▶ **ASSIGNMENT**
Look below for lines that hold the string "name" and copy each one.

Collection entries:
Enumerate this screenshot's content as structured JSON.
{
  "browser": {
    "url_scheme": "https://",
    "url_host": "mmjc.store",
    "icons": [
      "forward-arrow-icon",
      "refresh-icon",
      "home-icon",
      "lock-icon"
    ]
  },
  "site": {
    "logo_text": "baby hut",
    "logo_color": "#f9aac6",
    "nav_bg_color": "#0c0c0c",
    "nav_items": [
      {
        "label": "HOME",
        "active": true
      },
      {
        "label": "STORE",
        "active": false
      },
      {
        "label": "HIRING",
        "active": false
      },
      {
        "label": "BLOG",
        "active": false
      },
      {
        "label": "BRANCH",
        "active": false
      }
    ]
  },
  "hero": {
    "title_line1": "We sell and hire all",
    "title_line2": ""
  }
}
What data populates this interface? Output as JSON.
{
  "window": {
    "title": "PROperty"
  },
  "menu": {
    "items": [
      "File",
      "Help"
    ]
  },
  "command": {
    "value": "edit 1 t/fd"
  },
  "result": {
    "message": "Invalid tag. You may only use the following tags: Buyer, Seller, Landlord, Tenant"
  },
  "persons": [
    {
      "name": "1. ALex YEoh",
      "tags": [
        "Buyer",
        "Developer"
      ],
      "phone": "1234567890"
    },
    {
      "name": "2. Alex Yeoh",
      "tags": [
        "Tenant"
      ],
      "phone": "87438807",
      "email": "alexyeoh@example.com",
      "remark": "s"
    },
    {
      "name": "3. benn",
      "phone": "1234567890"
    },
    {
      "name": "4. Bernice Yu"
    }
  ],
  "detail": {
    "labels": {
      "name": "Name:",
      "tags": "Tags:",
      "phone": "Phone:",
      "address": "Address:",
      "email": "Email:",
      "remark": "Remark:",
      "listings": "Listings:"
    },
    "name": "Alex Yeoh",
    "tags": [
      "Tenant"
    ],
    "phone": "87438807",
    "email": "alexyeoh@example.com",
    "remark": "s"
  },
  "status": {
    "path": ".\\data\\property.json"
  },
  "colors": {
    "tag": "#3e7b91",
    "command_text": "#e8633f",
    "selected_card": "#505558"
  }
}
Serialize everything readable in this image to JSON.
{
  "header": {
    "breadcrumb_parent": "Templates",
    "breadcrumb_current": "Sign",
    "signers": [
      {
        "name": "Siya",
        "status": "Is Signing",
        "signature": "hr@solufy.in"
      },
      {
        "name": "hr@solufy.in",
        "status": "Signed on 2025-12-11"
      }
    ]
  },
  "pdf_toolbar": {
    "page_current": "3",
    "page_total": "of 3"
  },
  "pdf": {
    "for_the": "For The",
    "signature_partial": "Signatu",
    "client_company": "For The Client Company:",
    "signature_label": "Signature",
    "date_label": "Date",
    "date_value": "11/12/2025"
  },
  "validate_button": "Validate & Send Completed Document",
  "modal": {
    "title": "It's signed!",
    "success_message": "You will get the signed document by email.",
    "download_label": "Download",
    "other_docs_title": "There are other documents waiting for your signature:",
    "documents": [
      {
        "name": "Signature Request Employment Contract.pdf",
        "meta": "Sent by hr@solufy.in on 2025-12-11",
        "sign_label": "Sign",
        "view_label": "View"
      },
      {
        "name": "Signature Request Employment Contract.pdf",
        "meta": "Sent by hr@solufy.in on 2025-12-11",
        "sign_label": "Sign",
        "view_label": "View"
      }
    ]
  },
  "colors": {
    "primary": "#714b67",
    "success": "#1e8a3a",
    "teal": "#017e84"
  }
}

▶ **EXERCISE RESPONSE**
      "name": "1. ALex YEoh",
      "name": "2. Alex Yeoh",
      "name": "3. benn",
      "name": "4. Bernice Yu"
      "name": "Name:",
    "name": "Alex Yeoh",
        "name": "Siya",
        "name": "hr@solufy.in",
        "name": "Signature Request Employment Contract.pdf",
        "name": "Signature Request Employment Contract.pdf",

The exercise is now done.